Wow. I don’t quite know where to begin and so I shall take good old Lewis Carroll’s advice and “Begin at the beginning.” After my last blog, I read my play again and, at the risk of sounding like a complete drama geek, it literally gets more exciting with every read. Stephen Fry once quoted someone (terrible that I don’t know the name of the person he quoted…I suppose I could google it…NOEL COWARD) who said, “Work is more fun than fun”, and that’s sort of how I felt when I was working on my monologue. I was all like, I’m learning so much about my character, I’m totally going to be able to be her, this is such a good play, I’m so friggin’ HAPPY! BUT THEN. The lows hit and I was all like, What the hell am I thinking, I’m never going to be able to do this, I’ve got my character all wrong, I’m butchering this playwright’s language…FUUUCK.
So yeah, yesterday was a mix of highs and lows. But when I eventually got to my halls, someone (who’s also on the course) knocked on my door while I was practicing my monologue, and being the friendliest person in the world, she immediately put me at ease. She’s from Canada and since meeting her, I’ve met people from New York, Brazil, Cyprus, Germany, Holland, Mexico, California, San Francisco, and LA, which is SO COOL. Scotland just sounded lame when I introduced myself in class, although it did mean that I could make a little weather joke:
Teacher: It’s freezing in here.
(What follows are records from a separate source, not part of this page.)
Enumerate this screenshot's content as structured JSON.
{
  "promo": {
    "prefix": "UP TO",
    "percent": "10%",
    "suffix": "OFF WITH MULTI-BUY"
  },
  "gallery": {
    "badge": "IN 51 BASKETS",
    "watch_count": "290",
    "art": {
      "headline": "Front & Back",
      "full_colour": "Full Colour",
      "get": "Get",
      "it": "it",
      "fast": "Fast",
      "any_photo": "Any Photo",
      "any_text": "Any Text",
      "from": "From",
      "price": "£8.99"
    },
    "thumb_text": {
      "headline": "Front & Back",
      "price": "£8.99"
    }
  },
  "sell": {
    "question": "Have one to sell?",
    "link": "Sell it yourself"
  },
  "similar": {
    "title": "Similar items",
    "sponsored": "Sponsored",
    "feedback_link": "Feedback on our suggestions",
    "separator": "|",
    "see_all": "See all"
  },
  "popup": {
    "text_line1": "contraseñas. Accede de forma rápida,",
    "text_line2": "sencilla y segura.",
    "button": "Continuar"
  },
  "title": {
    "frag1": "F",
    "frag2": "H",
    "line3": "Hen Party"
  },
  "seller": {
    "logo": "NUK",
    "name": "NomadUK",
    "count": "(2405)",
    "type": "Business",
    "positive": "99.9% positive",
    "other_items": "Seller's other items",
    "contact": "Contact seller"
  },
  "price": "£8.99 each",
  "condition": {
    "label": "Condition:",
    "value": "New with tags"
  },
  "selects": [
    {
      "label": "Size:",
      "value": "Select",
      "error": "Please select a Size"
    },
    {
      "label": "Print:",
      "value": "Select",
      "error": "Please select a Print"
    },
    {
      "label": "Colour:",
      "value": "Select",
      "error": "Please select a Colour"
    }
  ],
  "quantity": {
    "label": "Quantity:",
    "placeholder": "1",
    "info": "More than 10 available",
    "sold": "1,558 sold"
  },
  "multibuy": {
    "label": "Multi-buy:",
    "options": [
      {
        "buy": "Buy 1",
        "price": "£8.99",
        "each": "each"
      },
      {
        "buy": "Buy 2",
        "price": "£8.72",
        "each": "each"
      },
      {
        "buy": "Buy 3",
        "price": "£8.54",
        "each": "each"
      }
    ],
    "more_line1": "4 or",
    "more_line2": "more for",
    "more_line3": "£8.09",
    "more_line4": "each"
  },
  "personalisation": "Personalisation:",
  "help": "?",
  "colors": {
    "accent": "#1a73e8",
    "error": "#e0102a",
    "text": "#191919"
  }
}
Me: I’m from Scotland so this is practically tropical for me.
I know, right? I should be a comedian.
But anyway, back to the people I met. They’re definitely unlike anyone I’ve ever met before…
“I live in New York, but then I met this guy here and I don’t know, I definitely wanna hit that and I think he’s looking for some Kit love, but I don’t think he’s for dating, you know?”
“I’m just texting a friend about a show. He’s a director. I used to go out with him and now he’s got a show in the West End.”
“I’m so glad we get one on ones because then they’ll see how talented I am and put me on Broadway!”
“No, no, I haven’t done much. I mean I used to read the news, and then I got into theatre and now I’m part of this film company back home.”
“I really like this guy, but now he’s said to me that he doesn’t want to have sex anymore because of his religion and so it’s either marriage or nothing and I get that, but I’m 22 – I don’t want to marry, but I really like him…”
“Oh” and “Wow” were probably the only words I said all day, until I had to introduce myself that is. As for the actual school, HOLY MOLY. It’s actually a lot smaller than I thought it would be, but then I guess that’s why it’s so good – so much one on one attention. When we got there, we were led into the theatre where the lead dramaturge (who wore stripy, yellow socks) welcomed us and introduced us to all the tutors who work or have worked in the profession. They seriously know their stuff. We then went off to our movement class (I can’t stretch for shit), then it was time for lunch (chicken korma), then it was acting class (sight-reading other people’s monologues), and at the end of the day, voice (jumping around like imps in a forest and BREATHING).
I LOVE DRAMA SCHOOL.
So yeah, the nerves have definitely subsided somewhat and I’m mostly just feeling excited now, although I’m still absolutely petrified about performing…but it’s a good sort of fear – I think. I was going to do some more practice tonight and try and apply some of the things I’ve learnt today, but I don’t want my monologue to become stale or closed to changing or even improvising a bit. I think it’s good to keep it fresh. So I’m just going to read the play one more time and get to know my character a little more.
I can’t believe I’m such a geek.